The term “leg twist” may inspire images of Chuck Berry and some short-lived 50s dance craze, but it’s actually the term for when the inseams and out seams on your jeans twist up to 90 degrees from the hips to the to the hem.
It can be the bane of some raw denim fans and an accepted occurrence for others. For either group of the afflicted, there is still a large knowledge gap. Why does leg twist happen? Is there anything the wearer can do to stop it from happening? Are my $375 made-in-Japan unsanforized 32 Oz. Kevlar-reinforced super skinny raws ruined?
We at Heddels can answer the first two questions, but as for that third question–we (almost) hope those jeans don’t exist.

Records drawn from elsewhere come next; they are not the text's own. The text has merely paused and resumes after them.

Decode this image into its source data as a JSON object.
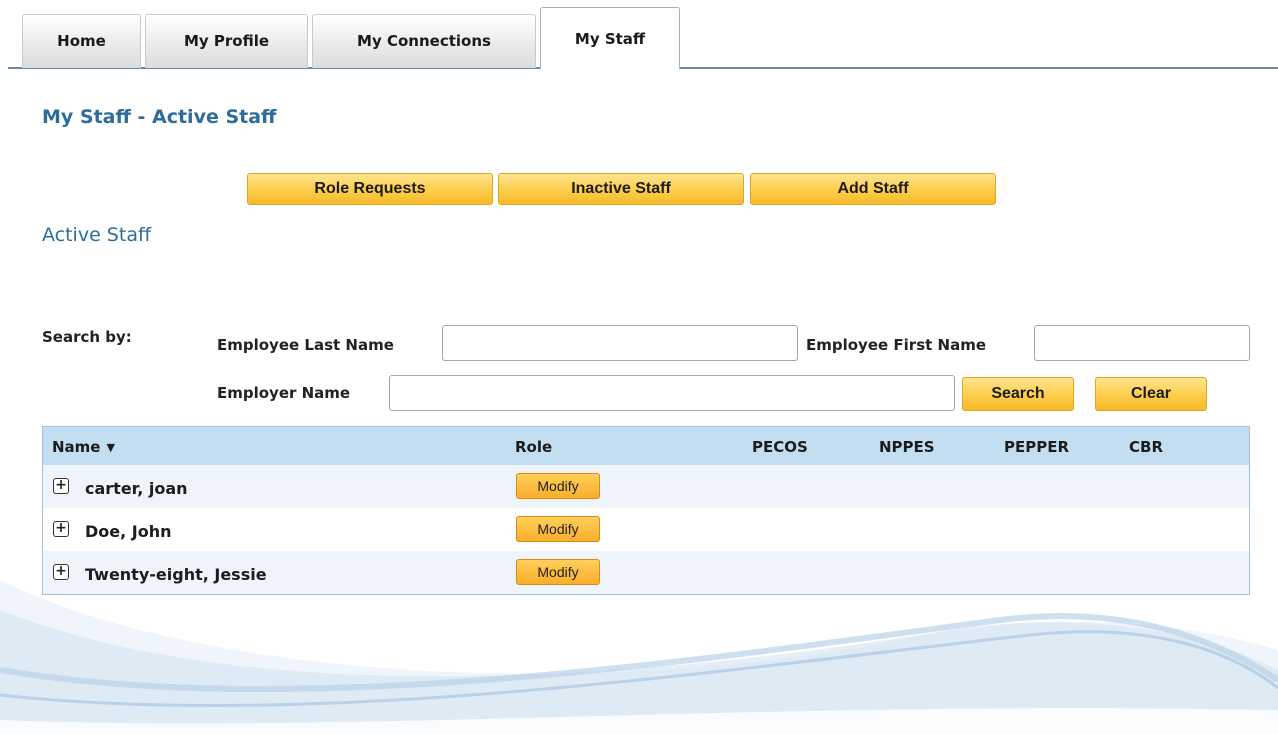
{
  "tabs": [
    "Home",
    "My Profile",
    "My Connections",
    "My Staff"
  ],
  "active_tab": "My Staff",
  "page_title": "My Staff - Active Staff",
  "action_buttons": {
    "role_requests": "Role Requests",
    "inactive_staff": "Inactive Staff",
    "add_staff": "Add Staff"
  },
  "section_title": "Active Staff",
  "search": {
    "label": "Search by:",
    "last_name_label": "Employee Last Name",
    "last_name_value": "",
    "first_name_label": "Employee First Name",
    "first_name_value": "",
    "employer_label": "Employer Name",
    "employer_value": "",
    "search_button": "Search",
    "clear_button": "Clear"
  },
  "table": {
    "columns": [
      "Name",
      "Role",
      "PECOS",
      "NPPES",
      "PEPPER",
      "CBR"
    ],
    "sort_icon": "caret-down-icon",
    "rows": [
      {
        "name": "carter, joan",
        "action": "Modify"
      },
      {
        "name": "Doe, John",
        "action": "Modify"
      },
      {
        "name": "Twenty-eight, Jessie",
        "action": "Modify"
      }
    ]
  },
  "colors": {
    "title_blue": "#2e6c99",
    "button_gold": "#fccd4a",
    "table_header": "#c3def0"
  }
}
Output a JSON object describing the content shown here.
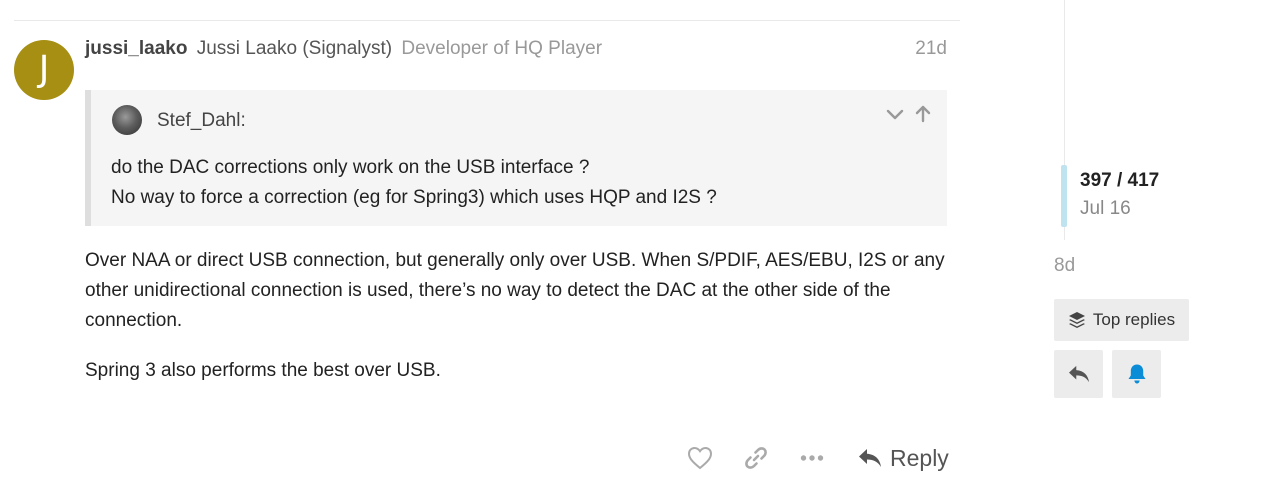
{
  "post": {
    "avatar_letter": "J",
    "username": "jussi_laako",
    "full_name": "Jussi Laako (Signalyst)",
    "user_title": "Developer of HQ Player",
    "date": "21d",
    "quote": {
      "author": "Stef_Dahl:",
      "lines": [
        "do the DAC corrections only work on the USB interface ?",
        "No way to force a correction (eg for Spring3) which uses HQP and I2S ?"
      ],
      "icons": [
        "chevron-down-icon",
        "arrow-up-icon"
      ]
    },
    "paragraphs": [
      "Over NAA or direct USB connection, but generally only over USB. When S/PDIF, AES/EBU, I2S or any other unidirectional connection is used, there’s no way to detect the DAC at the other side of the connection.",
      "Spring 3 also performs the best over USB."
    ],
    "actions": {
      "icons": [
        "heart-icon",
        "link-icon",
        "more-icon",
        "reply-icon"
      ],
      "reply_label": "Reply"
    }
  },
  "timeline": {
    "position": "397 / 417",
    "date": "Jul 16",
    "ago": "8d",
    "top_replies_label": "Top replies",
    "icons": [
      "layers-icon",
      "reply-icon",
      "bell-icon"
    ]
  },
  "colors": {
    "avatar_bg": "#a68f12",
    "quote_bg": "#f5f5f5",
    "timeline_handle": "#bfe3ef",
    "bell": "#0a8dd6"
  }
}
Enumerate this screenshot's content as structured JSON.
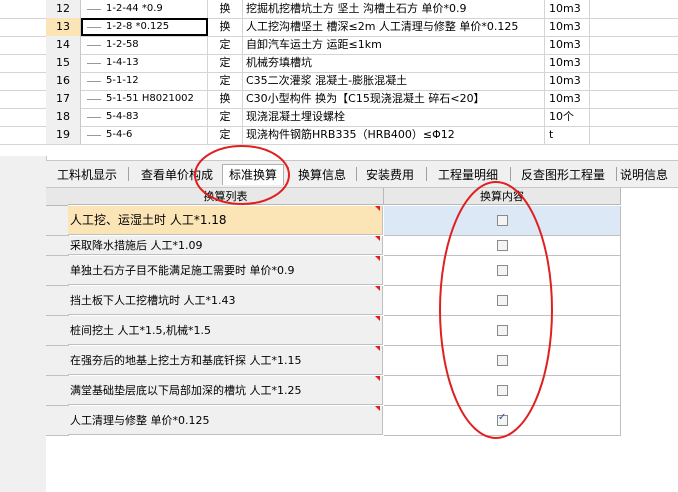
{
  "top_grid": {
    "rows": [
      {
        "num": "12",
        "code": "1-2-44 *0.9",
        "type": "换",
        "name": "挖掘机挖槽坑土方 坚土 沟槽土石方 单价*0.9",
        "unit": "10m3"
      },
      {
        "num": "13",
        "code": "1-2-8 *0.125",
        "type": "换",
        "name": "人工挖沟槽坚土 槽深≤2m 人工清理与修整 单价*0.125",
        "unit": "10m3"
      },
      {
        "num": "14",
        "code": "1-2-58",
        "type": "定",
        "name": "自卸汽车运土方 运距≤1km",
        "unit": "10m3"
      },
      {
        "num": "15",
        "code": "1-4-13",
        "type": "定",
        "name": "机械夯填槽坑",
        "unit": "10m3"
      },
      {
        "num": "16",
        "code": "5-1-12",
        "type": "定",
        "name": "C35二次灌浆 混凝土-膨胀混凝土",
        "unit": "10m3"
      },
      {
        "num": "17",
        "code": "5-1-51 H8021002",
        "type": "换",
        "name": "C30小型构件 换为【C15现浇混凝土 碎石<20】",
        "unit": "10m3"
      },
      {
        "num": "18",
        "code": "5-4-83",
        "type": "定",
        "name": "现浇混凝土埋设螺栓",
        "unit": "10个"
      },
      {
        "num": "19",
        "code": "5-4-6",
        "type": "定",
        "name": "现浇构件钢筋HRB335（HRB400）≤Φ12",
        "unit": "t"
      }
    ]
  },
  "tabs": [
    "工料机显示",
    "查看单价构成",
    "标准换算",
    "换算信息",
    "安装费用",
    "工程量明细",
    "反查图形工程量",
    "说明信息"
  ],
  "lower_grid": {
    "header_list": "换算列表",
    "header_content": "换算内容",
    "rows": [
      {
        "label": "人工挖、运湿土时 人工*1.18",
        "checked": false
      },
      {
        "label": "采取降水措施后 人工*1.09",
        "checked": false
      },
      {
        "label": "单独土石方子目不能满足施工需要时 单价*0.9",
        "checked": false
      },
      {
        "label": "挡土板下人工挖槽坑时 人工*1.43",
        "checked": false
      },
      {
        "label": "桩间挖土 人工*1.5,机械*1.5",
        "checked": false
      },
      {
        "label": "在强夯后的地基上挖土方和基底钎探 人工*1.15",
        "checked": false
      },
      {
        "label": "满堂基础垫层底以下局部加深的槽坑 人工*1.25",
        "checked": false
      },
      {
        "label": "人工清理与修整 单价*0.125",
        "checked": true
      }
    ]
  },
  "colors": {
    "selected_row": "#fbe4b6",
    "annotation": "#e02020",
    "check": "#1f4fa8"
  }
}
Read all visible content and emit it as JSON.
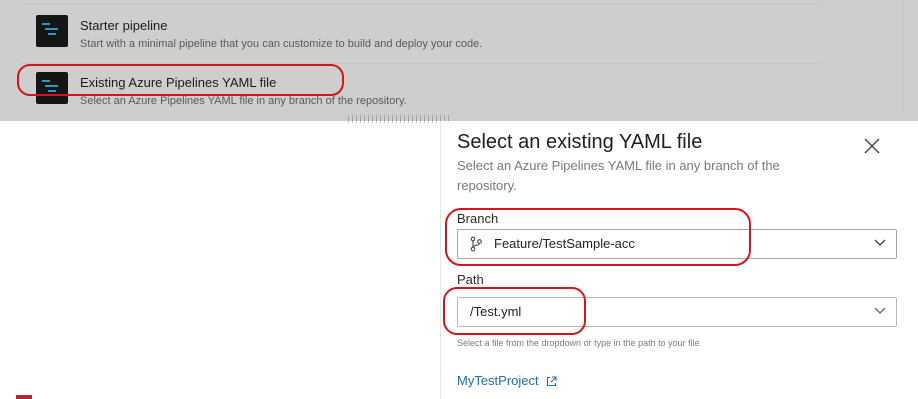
{
  "background": {
    "items": [
      {
        "title": "Starter pipeline",
        "desc": "Start with a minimal pipeline that you can customize to build and deploy your code.",
        "icon": "pipeline-icon"
      },
      {
        "title": "Existing Azure Pipelines YAML file",
        "desc": "Select an Azure Pipelines YAML file in any branch of the repository.",
        "icon": "pipeline-icon"
      }
    ]
  },
  "panel": {
    "title": "Select an existing YAML file",
    "subtitle": "Select an Azure Pipelines YAML file in any branch of the repository.",
    "close_icon": "close-icon",
    "branch": {
      "label": "Branch",
      "value": "Feature/TestSample-acc",
      "icon": "branch-icon"
    },
    "path": {
      "label": "Path",
      "value": "/Test.yml",
      "helper": "Select a file from the dropdown or type in the path to your file"
    },
    "project_link": "MyTestProject",
    "project_link_icon": "external-link-icon"
  },
  "colors": {
    "annotation": "#d4151f",
    "link": "#1f6fb5",
    "pipeline_icon_bg": "#151515",
    "pipeline_icon_accent": "#2e98c5"
  }
}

Basics first–the reason a pair of jeans twists has all to do with the weave. After you wash a pair of unsanforized jeans, the drying fabric will twist dependent on the direction of the weave used. We’ve discussed right hand twill and left hand twill on this site before in various depths, but perhaps not specifically for leg twist. When right hand twill is washed and dries, the fabric twists to the back of the leg, and with left hand twill it twists towards the front of the leg. This logic remains universally true, unless you decide to wear your jeans backwards like some sartorial pioneers.
Why mention unsanforized denim? To put it simply, they shrink more after every wash, causing the twist to be more obvious. If you’re truly stressed about leg twist, buy sanforized denim. Another surefire way to avoid leg twist is to invest in denim with a broken twill weave. Broken twill weave differs from other weaves in that the diagonal weave is reversed at every two warp ends. This not only gives the denim a unique look and feel, but also a whole lot less leg twist. When it’s washed, it simply shrinks instead of shrinking and twisting. The Wrangler WMZ is a popular model with broken twill.
In commercial mass-produced denim, leg twist is less prevalent. This is the case because these companies skew their denim in the opposite direction of the weave when its woven. Basically, the machine operator can pull the fabric the other way while sewing up the right leg and down the left.
Whichever way you fall, leg twist on a pair of raw denim is either a great way to show off the distinct nature of selvedge or the bane of the wearer’s existence. The hope here is that now with some explanation, there is less confusion.